Directions for this task: Your answer should consist of every line in the records that holds "created".

Source data
+ + + + +
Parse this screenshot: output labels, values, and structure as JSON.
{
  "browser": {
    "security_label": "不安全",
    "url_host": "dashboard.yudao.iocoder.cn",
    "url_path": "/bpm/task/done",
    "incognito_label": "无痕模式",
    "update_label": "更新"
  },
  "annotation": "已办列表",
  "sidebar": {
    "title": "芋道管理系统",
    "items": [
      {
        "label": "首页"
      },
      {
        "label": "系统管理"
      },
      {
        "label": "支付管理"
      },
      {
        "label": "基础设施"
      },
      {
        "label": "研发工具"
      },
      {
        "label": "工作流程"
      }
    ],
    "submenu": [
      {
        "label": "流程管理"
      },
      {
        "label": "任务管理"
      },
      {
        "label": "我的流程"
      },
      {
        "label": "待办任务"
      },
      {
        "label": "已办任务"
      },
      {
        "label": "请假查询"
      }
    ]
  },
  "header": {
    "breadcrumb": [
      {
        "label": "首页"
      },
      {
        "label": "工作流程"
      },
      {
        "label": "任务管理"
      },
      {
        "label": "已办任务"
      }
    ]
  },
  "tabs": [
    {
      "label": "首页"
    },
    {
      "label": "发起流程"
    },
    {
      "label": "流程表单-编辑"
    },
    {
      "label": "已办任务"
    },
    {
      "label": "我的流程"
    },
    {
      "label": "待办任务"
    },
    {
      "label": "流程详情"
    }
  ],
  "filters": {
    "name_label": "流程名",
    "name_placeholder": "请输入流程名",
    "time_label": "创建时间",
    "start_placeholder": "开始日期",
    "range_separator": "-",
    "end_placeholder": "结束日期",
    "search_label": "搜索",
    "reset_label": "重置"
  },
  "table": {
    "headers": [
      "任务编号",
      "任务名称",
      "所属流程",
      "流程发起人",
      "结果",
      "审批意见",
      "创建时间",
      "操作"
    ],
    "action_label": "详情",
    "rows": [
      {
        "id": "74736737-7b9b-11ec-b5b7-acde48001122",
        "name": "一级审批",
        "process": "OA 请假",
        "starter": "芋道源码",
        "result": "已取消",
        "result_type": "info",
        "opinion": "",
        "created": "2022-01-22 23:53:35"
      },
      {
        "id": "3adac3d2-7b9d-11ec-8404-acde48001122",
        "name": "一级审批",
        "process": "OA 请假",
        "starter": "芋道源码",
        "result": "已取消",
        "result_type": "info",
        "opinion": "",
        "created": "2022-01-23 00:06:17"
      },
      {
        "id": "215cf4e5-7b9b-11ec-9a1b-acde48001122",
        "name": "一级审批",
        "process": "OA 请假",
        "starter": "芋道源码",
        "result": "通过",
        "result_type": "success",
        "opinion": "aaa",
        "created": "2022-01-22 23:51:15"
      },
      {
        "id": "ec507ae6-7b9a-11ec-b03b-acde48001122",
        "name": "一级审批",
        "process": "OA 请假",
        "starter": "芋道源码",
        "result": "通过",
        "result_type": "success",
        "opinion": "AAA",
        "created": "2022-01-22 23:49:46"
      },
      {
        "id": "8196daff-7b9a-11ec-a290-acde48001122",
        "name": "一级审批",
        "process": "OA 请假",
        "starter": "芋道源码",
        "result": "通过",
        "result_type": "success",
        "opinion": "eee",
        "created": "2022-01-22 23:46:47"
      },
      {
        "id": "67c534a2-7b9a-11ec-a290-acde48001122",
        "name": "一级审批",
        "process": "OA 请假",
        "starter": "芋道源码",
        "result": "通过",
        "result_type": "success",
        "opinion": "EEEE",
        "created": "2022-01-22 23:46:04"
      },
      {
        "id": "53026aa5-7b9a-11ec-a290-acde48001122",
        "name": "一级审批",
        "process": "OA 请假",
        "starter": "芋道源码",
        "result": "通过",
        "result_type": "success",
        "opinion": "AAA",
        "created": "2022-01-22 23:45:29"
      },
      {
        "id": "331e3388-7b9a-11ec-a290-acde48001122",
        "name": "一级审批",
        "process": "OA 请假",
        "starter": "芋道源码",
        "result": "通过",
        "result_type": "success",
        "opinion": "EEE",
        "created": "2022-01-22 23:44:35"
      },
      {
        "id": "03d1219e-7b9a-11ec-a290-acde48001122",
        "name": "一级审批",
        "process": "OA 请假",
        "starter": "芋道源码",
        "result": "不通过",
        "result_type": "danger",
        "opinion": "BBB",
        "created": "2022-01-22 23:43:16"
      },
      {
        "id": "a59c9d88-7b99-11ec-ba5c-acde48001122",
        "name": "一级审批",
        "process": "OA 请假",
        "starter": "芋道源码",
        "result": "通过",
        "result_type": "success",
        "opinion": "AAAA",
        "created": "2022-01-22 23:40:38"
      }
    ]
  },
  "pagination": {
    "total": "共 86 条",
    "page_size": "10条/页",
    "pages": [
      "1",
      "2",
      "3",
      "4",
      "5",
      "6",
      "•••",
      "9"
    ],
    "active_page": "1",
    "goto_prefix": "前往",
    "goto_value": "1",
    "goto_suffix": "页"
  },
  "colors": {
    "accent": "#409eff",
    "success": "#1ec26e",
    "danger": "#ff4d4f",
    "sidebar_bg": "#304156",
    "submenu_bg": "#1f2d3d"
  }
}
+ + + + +
Exercise answer:
        "created": "2022-01-22 23:53:35"
        "created": "2022-01-23 00:06:17"
        "created": "2022-01-22 23:51:15"
        "created": "2022-01-22 23:49:46"
        "created": "2022-01-22 23:46:47"
        "created": "2022-01-22 23:46:04"
        "created": "2022-01-22 23:45:29"
        "created": "2022-01-22 23:44:35"
        "created": "2022-01-22 23:43:16"
        "created": "2022-01-22 23:40:38"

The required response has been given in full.